## LISTED RECORDS
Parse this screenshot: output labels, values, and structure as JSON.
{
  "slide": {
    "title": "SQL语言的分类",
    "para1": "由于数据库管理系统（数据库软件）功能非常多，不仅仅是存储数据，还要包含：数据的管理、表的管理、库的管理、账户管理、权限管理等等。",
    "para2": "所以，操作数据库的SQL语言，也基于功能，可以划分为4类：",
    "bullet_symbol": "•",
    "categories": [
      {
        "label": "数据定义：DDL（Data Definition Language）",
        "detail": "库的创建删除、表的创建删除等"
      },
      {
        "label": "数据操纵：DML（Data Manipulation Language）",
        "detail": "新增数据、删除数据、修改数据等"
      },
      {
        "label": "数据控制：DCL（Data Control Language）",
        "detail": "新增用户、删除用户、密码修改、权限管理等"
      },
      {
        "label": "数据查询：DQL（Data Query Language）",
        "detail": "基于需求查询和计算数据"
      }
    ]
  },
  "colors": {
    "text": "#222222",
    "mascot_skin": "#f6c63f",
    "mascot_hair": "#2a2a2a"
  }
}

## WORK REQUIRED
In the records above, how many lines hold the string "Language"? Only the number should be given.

## TASK RESULT
4